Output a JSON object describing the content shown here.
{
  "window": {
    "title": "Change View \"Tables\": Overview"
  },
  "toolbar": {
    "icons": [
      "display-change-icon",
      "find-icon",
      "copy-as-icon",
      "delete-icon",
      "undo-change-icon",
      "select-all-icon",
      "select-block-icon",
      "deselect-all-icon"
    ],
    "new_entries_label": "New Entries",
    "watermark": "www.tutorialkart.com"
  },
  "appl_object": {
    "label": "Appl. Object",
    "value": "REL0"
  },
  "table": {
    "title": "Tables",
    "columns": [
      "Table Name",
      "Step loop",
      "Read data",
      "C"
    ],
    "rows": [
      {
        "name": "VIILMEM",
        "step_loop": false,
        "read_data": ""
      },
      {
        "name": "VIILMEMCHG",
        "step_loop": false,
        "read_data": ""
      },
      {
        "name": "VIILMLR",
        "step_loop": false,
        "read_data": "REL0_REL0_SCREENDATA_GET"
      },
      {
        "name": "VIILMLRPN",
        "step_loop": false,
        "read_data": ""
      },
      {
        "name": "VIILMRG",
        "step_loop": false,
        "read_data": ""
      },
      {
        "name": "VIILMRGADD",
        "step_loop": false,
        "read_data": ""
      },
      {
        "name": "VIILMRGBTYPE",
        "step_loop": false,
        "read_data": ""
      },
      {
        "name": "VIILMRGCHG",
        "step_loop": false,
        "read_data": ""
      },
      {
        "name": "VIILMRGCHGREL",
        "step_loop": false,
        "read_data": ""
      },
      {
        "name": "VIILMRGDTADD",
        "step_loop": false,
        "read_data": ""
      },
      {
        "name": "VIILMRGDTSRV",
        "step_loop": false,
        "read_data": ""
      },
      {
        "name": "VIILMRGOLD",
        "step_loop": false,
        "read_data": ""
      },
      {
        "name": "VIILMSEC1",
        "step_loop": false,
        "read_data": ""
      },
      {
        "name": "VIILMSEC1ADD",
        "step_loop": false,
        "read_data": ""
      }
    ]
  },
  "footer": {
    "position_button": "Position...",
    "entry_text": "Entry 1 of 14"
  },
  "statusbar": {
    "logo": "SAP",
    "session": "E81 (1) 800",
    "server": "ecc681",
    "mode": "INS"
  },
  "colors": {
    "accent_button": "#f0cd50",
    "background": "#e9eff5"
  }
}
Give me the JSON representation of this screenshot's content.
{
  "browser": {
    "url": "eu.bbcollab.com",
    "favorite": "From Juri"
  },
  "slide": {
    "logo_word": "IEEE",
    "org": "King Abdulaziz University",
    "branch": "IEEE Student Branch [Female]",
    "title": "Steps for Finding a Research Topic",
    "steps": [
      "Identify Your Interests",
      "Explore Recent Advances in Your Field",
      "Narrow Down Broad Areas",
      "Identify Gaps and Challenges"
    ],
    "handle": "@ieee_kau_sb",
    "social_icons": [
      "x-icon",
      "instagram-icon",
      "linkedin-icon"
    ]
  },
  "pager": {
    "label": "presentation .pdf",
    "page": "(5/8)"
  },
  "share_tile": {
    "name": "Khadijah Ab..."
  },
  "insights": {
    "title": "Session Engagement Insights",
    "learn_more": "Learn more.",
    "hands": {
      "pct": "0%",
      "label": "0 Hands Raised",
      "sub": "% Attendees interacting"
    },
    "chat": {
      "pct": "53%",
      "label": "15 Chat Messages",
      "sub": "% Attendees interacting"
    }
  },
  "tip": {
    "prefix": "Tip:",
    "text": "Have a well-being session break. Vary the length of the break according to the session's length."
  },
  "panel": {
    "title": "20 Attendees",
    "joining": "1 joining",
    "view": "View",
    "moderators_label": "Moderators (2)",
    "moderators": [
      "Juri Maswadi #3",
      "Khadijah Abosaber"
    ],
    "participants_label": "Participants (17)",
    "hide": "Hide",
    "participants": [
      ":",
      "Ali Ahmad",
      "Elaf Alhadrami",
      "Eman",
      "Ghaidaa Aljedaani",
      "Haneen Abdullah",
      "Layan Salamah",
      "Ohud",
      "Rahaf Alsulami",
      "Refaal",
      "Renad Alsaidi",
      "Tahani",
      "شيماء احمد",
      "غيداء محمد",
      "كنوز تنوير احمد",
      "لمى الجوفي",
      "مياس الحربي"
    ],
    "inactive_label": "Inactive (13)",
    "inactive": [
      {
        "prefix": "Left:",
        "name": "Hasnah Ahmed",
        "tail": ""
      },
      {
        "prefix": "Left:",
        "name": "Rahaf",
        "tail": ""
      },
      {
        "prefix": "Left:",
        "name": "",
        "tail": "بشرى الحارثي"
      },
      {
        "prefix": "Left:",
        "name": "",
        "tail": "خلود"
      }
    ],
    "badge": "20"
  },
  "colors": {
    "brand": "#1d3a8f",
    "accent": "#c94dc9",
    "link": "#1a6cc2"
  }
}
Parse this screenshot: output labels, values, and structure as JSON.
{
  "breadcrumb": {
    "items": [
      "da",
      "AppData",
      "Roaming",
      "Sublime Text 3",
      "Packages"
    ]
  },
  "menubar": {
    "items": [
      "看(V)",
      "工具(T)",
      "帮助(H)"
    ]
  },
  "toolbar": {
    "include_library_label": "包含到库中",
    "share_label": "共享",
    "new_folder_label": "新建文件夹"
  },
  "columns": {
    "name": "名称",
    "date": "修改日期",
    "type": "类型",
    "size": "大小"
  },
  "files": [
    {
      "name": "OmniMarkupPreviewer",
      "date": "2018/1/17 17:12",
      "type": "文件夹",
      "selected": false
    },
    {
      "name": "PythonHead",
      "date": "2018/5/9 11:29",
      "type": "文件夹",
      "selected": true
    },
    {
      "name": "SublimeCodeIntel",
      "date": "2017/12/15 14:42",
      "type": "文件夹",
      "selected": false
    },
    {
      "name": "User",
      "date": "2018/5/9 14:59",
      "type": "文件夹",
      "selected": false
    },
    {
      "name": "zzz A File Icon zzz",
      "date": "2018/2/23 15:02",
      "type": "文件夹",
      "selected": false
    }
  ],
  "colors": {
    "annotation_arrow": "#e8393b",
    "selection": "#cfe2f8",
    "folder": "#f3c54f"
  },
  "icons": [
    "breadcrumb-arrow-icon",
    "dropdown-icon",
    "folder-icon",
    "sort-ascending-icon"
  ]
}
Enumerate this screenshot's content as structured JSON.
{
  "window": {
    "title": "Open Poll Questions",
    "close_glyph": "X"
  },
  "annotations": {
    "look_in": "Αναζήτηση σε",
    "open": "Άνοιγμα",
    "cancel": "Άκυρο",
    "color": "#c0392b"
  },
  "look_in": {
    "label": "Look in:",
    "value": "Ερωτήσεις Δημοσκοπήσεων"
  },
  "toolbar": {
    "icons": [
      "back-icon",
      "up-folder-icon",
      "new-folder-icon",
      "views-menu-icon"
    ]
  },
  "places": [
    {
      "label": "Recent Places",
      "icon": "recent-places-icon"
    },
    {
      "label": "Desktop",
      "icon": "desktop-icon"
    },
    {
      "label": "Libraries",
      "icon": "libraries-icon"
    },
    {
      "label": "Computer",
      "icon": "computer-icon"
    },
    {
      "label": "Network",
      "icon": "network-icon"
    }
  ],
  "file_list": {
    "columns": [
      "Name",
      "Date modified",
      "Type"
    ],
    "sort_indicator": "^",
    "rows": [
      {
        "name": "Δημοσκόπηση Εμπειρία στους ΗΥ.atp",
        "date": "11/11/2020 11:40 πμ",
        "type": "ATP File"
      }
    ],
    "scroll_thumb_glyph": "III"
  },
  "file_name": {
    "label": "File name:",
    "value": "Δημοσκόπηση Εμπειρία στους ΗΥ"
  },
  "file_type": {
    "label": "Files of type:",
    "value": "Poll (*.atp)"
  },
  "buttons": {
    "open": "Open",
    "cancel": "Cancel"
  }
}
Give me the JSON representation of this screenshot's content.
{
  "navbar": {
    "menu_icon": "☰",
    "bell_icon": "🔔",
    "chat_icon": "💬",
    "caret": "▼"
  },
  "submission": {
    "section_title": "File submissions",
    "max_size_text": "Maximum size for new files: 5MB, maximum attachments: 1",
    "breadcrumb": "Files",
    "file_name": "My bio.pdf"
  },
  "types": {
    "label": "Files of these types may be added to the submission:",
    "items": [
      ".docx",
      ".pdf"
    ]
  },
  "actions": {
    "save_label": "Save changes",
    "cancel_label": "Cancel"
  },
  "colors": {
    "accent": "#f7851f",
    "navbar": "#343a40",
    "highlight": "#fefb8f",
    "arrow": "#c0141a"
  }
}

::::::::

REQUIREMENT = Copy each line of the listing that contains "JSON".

COMPLETED EXERCISE =
Output a JSON object describing the content shown here.
Give me the JSON representation of this screenshot's content.
Parse this screenshot: output labels, values, and structure as JSON.
Enumerate this screenshot's content as structured JSON.
Give me the JSON representation of this screenshot's content.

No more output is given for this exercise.